Task details - Filter the entries, keeping every line with the word "badge".

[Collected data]

Segment Open

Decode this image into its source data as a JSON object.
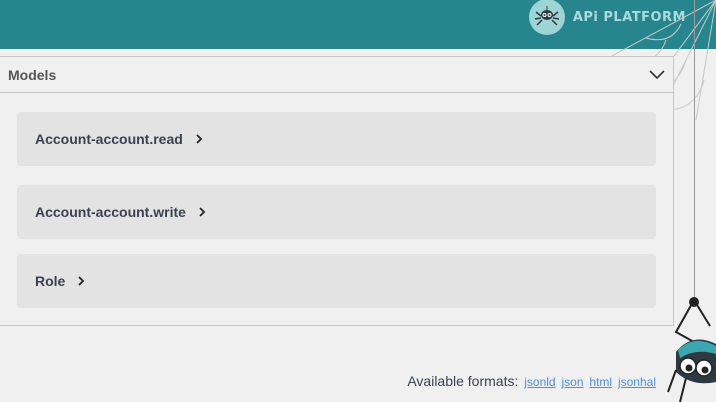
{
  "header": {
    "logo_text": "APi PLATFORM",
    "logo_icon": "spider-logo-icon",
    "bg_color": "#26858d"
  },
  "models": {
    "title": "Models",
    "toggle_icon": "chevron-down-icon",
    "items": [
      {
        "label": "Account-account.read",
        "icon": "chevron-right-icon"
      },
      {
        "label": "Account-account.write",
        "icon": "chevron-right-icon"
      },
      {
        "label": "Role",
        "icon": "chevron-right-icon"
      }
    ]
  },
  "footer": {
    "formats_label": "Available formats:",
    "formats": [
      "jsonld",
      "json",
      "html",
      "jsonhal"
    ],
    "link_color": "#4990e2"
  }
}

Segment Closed
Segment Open

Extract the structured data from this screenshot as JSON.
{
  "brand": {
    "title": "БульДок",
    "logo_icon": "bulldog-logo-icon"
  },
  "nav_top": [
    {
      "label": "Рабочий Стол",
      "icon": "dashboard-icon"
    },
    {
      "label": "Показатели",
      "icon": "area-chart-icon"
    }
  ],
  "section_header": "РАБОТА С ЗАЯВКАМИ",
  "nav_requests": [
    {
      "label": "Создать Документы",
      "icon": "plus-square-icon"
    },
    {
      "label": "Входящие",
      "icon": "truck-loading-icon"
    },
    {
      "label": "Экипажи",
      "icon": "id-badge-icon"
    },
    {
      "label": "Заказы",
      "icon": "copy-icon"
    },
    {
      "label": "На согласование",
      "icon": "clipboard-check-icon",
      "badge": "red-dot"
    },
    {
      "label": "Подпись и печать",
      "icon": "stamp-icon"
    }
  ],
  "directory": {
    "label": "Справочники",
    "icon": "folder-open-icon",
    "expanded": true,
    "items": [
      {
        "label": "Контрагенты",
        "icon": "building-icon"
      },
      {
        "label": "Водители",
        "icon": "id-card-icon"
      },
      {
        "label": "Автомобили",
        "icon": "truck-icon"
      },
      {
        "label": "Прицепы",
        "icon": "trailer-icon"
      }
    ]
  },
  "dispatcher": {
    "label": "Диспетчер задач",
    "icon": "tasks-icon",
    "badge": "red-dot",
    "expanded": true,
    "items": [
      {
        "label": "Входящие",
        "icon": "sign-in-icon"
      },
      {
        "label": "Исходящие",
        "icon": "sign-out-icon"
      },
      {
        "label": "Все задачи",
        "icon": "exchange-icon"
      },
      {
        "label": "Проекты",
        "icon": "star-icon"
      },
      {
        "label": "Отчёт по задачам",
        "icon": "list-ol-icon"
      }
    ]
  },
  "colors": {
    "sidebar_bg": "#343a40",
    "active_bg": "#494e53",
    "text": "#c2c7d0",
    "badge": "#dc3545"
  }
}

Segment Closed

Response box -
      "icon": "id-badge-icon"
      "badge": "red-dot"
    "badge": "red-dot",
    "badge": "#dc3545"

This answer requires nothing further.